Updated: 2011-12-07 08:00
EVEN THOUGH THE CONFERENCE ON AFGHANISTAN held in Bonn, Germany on Monday did succeed in securing international commitments on long-term support for the Asian country, uncertainties abound and may hinder the international community's efforts to deliver on their promises.
The Bonn conference was aimed at outlining a stable future for the country and addressing the transfer of security responsibilities to Afghan forces after the drawdown of NATO combat forces.
The gathering of more than 100 nations and international organizations has achieved a symbolic result in shoring up the political will of the international community to support the war-torn country in the long run.
However, according to a World Bank study released last month, Afghanistan may need around $7 billion a year from the international community to help pay its security and other bills after foreign troops leave.
Given that the United States and its European allies are being battered by their own economic woes, there is no guarantee that they will be willing or able to shoulder their responsibilities when it comes to discussing the details of international aid next year.
There is also no guarantee that the complicated and worsening relations between the US and a few key players in the region can be brought back on track so as to pave the way for more concerted international efforts to secure a better future for Afghanistan.
US-Pakistan ties were dealt a severe blow by the NATO friendly fire incident last month, in which 24 Pakistani troops were killed. In response, Pakistan ordered the US to vacate a military base and boycotted the Bonn meeting.
The absence of Islamabad, an influential neighbor of Kabul and a key player in the region, has cast doubts on the effectiveness of any commitments reached in Bonn.
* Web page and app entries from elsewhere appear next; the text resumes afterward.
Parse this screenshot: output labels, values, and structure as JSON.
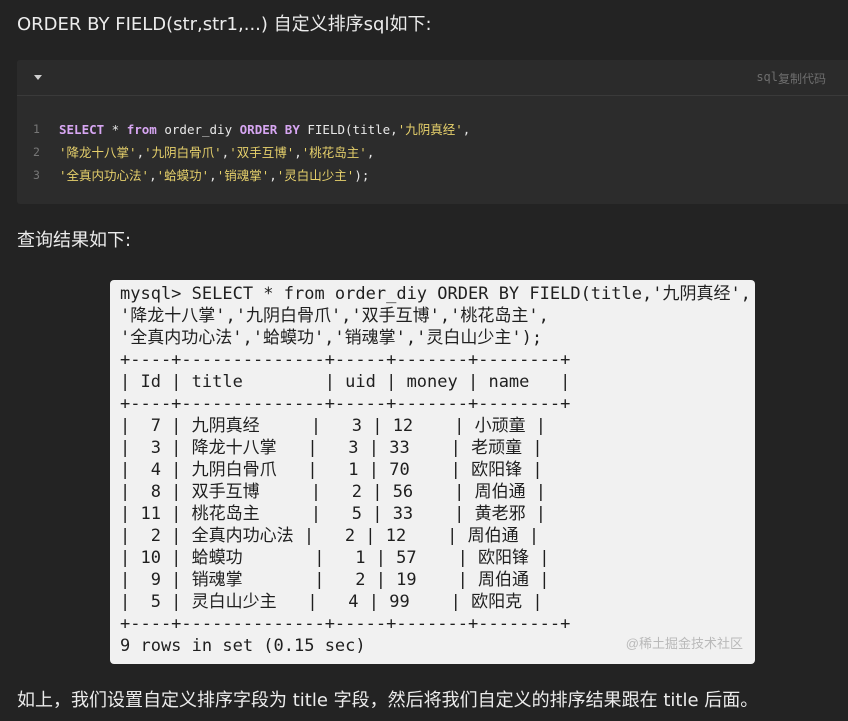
{
  "intro_text": "ORDER BY FIELD(str,str1,...) 自定义排序sql如下:",
  "code_block": {
    "language": "sql",
    "copy_label": "复制代码",
    "lines": [
      {
        "number": "1",
        "tokens": [
          {
            "t": "kw",
            "v": "SELECT"
          },
          {
            "t": "plain",
            "v": " * "
          },
          {
            "t": "kw",
            "v": "from"
          },
          {
            "t": "plain",
            "v": " order_diy "
          },
          {
            "t": "kw",
            "v": "ORDER BY"
          },
          {
            "t": "plain",
            "v": " FIELD(title,"
          },
          {
            "t": "str",
            "v": "'九阴真经'"
          },
          {
            "t": "plain",
            "v": ","
          }
        ]
      },
      {
        "number": "2",
        "tokens": [
          {
            "t": "str",
            "v": "'降龙十八掌'"
          },
          {
            "t": "plain",
            "v": ","
          },
          {
            "t": "str",
            "v": "'九阴白骨爪'"
          },
          {
            "t": "plain",
            "v": ","
          },
          {
            "t": "str",
            "v": "'双手互博'"
          },
          {
            "t": "plain",
            "v": ","
          },
          {
            "t": "str",
            "v": "'桃花岛主'"
          },
          {
            "t": "plain",
            "v": ","
          }
        ]
      },
      {
        "number": "3",
        "tokens": [
          {
            "t": "str",
            "v": "'全真内功心法'"
          },
          {
            "t": "plain",
            "v": ","
          },
          {
            "t": "str",
            "v": "'蛤蟆功'"
          },
          {
            "t": "plain",
            "v": ","
          },
          {
            "t": "str",
            "v": "'销魂掌'"
          },
          {
            "t": "plain",
            "v": ","
          },
          {
            "t": "str",
            "v": "'灵白山少主'"
          },
          {
            "t": "plain",
            "v": ");"
          }
        ]
      }
    ]
  },
  "result_text": "查询结果如下:",
  "terminal": {
    "query_lines": [
      "mysql> SELECT * from order_diy ORDER BY FIELD(title,'九阴真经',",
      "'降龙十八掌','九阴白骨爪','双手互博','桃花岛主',",
      "'全真内功心法','蛤蟆功','销魂掌','灵白山少主');"
    ],
    "border": "+----+--------------+-----+-------+--------+",
    "columns": [
      "Id",
      "title",
      "uid",
      "money",
      "name"
    ],
    "rows": [
      [
        "7",
        "九阴真经",
        "3",
        "12",
        "小顽童"
      ],
      [
        "3",
        "降龙十八掌",
        "3",
        "33",
        "老顽童"
      ],
      [
        "4",
        "九阴白骨爪",
        "1",
        "70",
        "欧阳锋"
      ],
      [
        "8",
        "双手互博",
        "2",
        "56",
        "周伯通"
      ],
      [
        "11",
        "桃花岛主",
        "5",
        "33",
        "黄老邪"
      ],
      [
        "2",
        "全真内功心法",
        "2",
        "12",
        "周伯通"
      ],
      [
        "10",
        "蛤蟆功",
        "1",
        "57",
        "欧阳锋"
      ],
      [
        "9",
        "销魂掌",
        "2",
        "19",
        "周伯通"
      ],
      [
        "5",
        "灵白山少主",
        "4",
        "99",
        "欧阳克"
      ]
    ],
    "footer": "9 rows in set (0.15 sec)",
    "watermark": "@稀土掘金技术社区"
  },
  "outro_text": "如上，我们设置自定义排序字段为 title 字段，然后将我们自定义的排序结果跟在 title 后面。"
}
Meanwhile, tension between the US and Iran, another important neighbor of Afghanistan, continues to escalate after last month's report by the International Atomic Energy Agency, which claims the Islamic country may still be conducting research aimed at producing nuclear weapons capability.
The diplomatic war between Iran and Western powers, ignited by Iranian protesters' storming into British diplomatic compounds in Teheran on Nov 29, has prompted Washington and its European allies to impose new sanctions against Teheran.
If not defused at an early date, all these tensions will countercheck the international community's will to continue to meet its responsibilities and honor its commitments to Afghanistan.
As the one wielding the most influence in the Asian country, the US needs to rethink its strategy in the region and ensure that it does not leave behind a big mess for the Afghan government to clear up.
To achieve "Afghan-led and Afghan-owned" reconstruction, the United Nations should play a leading role in coordinating international assistance to Afghanistan, and the Shanghai Cooperation Organization and other international organizations and cooperation mechanisms should be brought into full play too.
(China Daily 12/07/2011 page8)